Defendant's final claim on appeal is that the trial court abused its discretion in admitting evidence of photographs of the loading dock area where plaintiff Richard Knight was injured. Defendant argues that the photographs did not accurately depict the lighting in the area at the time of the accident.
To lay a proper foundation for the admission of photographs, a person familiar with the scene depicted in the photograph must testify, on the basis of personal observation, that the photograph is an accurate representation. In re Robinson, 180 Mich. App. 454, 460; 447 N.W.2d 765 (1989). Photographs may still be admissible despite changes in the scene, as long as someone testifies with regard to the extent of the changes. Id., pp 460-461.
Plaintiffs laid an adequate foundation for the admission of the photographs with the testimony of Gary Rounds. Rounds was familiar with the loading dock area because of his past employment with defendant, and he was also familiar with the lighting conditions on the day of plaintiff's accident because it was Rounds who found plaintiff. Rounds testified that the pictures were a fair and accurate representation of the area, except for the difference in lighting. He explained that at the time he found plaintiff, the dock area was not as well lit.
Defense counsel did not argue below that the lighting in the photographs established that they were unfairly prejudicial, but only argued prejudice regarding the angle of the photographs.
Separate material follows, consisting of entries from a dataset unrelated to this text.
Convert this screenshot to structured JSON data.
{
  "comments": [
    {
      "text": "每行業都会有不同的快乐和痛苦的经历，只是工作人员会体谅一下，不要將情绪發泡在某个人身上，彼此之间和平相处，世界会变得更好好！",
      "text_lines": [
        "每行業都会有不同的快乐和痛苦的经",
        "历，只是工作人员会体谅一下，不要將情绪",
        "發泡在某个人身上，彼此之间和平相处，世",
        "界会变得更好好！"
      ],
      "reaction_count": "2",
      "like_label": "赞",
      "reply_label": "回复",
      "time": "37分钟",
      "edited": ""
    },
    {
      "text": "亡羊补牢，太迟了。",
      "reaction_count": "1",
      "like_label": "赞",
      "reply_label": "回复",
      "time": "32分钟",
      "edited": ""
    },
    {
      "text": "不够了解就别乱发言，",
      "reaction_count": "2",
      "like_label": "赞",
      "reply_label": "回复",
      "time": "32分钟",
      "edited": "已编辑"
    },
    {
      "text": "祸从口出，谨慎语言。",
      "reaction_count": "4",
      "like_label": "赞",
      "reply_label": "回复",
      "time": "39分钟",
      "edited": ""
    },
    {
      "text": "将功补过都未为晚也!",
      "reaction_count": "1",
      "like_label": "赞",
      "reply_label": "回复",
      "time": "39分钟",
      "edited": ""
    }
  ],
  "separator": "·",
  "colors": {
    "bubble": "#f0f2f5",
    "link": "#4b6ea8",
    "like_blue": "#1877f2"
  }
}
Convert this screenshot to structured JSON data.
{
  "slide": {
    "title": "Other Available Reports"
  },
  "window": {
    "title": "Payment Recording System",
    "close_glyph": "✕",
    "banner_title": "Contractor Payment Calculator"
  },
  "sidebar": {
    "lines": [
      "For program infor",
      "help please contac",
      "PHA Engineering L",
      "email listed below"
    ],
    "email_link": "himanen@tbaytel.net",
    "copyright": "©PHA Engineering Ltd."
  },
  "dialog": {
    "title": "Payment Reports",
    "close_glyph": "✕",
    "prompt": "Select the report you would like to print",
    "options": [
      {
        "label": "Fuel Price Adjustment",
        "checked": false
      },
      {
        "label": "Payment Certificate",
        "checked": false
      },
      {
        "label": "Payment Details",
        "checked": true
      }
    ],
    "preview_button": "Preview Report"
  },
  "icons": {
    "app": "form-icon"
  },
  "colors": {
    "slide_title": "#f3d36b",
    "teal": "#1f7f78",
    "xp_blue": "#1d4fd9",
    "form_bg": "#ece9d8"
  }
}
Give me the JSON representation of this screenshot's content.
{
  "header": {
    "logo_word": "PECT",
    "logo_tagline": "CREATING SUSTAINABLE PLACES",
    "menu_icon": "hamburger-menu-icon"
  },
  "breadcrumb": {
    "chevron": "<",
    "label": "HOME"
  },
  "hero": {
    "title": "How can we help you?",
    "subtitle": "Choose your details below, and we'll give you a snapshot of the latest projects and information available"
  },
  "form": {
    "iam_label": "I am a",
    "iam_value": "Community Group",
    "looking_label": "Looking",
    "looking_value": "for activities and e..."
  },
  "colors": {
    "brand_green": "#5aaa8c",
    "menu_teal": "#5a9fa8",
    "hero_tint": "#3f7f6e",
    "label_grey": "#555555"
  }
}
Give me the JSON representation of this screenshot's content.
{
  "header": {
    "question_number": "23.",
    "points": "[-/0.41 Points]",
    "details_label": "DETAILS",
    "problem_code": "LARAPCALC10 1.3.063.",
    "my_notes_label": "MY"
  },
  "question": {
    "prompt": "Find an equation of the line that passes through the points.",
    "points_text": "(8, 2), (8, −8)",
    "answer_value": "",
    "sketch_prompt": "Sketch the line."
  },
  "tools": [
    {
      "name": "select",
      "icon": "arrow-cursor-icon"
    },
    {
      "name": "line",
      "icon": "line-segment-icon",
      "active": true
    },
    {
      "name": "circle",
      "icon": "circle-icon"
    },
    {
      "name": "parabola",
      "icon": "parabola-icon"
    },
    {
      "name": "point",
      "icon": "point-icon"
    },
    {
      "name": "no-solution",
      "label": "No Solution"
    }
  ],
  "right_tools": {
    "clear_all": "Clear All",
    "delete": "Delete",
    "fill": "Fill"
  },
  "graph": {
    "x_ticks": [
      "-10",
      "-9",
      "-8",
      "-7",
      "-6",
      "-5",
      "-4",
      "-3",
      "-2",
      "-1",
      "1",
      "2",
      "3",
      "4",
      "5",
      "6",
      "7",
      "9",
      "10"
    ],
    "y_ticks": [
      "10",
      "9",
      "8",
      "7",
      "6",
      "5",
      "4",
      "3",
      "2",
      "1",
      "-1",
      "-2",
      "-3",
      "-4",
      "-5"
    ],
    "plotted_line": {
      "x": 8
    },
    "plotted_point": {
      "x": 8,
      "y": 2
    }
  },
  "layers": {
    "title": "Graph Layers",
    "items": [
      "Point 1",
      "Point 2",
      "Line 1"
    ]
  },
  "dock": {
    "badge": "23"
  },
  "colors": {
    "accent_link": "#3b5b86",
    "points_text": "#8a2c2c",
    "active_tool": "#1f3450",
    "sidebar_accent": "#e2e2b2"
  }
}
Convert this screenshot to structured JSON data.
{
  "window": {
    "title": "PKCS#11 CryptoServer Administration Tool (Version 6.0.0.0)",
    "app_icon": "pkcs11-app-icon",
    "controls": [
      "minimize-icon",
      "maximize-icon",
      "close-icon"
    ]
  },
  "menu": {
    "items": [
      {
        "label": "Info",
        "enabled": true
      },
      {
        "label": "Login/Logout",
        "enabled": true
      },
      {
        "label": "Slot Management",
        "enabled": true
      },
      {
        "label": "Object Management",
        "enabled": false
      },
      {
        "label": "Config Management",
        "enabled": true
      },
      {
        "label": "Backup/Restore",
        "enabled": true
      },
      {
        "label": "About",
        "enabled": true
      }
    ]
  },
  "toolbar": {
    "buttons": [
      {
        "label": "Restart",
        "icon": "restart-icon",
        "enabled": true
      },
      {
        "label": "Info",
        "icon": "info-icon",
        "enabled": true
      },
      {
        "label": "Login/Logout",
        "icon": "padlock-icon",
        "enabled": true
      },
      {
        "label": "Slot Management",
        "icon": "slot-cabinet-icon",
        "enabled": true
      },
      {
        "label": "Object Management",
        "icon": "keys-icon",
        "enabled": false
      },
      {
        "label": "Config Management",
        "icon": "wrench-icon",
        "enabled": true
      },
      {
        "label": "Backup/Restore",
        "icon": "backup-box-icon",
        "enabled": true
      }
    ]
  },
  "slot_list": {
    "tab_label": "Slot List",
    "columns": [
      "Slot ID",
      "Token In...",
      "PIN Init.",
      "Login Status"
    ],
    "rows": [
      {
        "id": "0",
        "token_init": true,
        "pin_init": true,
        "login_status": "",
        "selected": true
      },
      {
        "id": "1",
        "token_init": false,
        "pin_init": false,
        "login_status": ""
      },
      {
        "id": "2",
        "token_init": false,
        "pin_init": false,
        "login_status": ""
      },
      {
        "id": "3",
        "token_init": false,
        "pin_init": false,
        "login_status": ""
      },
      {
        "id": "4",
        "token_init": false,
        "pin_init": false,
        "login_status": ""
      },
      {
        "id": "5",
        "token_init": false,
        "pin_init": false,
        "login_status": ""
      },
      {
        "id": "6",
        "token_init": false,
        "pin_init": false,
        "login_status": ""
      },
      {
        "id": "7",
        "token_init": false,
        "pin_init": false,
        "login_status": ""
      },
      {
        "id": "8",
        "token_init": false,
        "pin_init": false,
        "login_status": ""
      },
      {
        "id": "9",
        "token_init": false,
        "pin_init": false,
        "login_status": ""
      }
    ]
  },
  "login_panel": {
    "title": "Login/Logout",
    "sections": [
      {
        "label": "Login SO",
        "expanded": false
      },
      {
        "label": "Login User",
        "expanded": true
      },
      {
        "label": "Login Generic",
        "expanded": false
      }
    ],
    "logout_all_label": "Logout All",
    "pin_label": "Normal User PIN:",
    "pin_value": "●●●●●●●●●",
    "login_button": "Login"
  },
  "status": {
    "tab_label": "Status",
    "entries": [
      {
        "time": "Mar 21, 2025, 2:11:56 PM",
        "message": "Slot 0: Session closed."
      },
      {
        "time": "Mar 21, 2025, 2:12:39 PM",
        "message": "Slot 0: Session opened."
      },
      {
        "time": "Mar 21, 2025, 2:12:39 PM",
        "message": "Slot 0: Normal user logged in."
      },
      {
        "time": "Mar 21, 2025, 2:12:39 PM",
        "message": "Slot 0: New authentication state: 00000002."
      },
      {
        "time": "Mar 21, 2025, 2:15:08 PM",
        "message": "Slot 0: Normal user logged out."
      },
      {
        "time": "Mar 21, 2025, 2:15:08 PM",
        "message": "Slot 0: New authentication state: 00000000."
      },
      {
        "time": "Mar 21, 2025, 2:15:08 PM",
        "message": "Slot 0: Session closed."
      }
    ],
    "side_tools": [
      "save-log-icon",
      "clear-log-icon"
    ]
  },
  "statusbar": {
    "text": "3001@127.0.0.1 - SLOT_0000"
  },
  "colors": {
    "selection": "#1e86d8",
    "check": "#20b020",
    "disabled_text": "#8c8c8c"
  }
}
Nonetheless, the trial court did address the issue of unfair prejudice and found none resulting from the admission of the photographs. We agree. Because Rounds was able to explain the differences in the conditions on the two dates, we fail to see how these exhibits unfairly prejudiced defendant within the meaning of MRE 403. The trial court did not abuse its discretion by admitting the photographs into evidence. Reisman v Regents of Wayne State University, 188 Mich. App. 526, 543; 470, N.W.2d 678 (1991).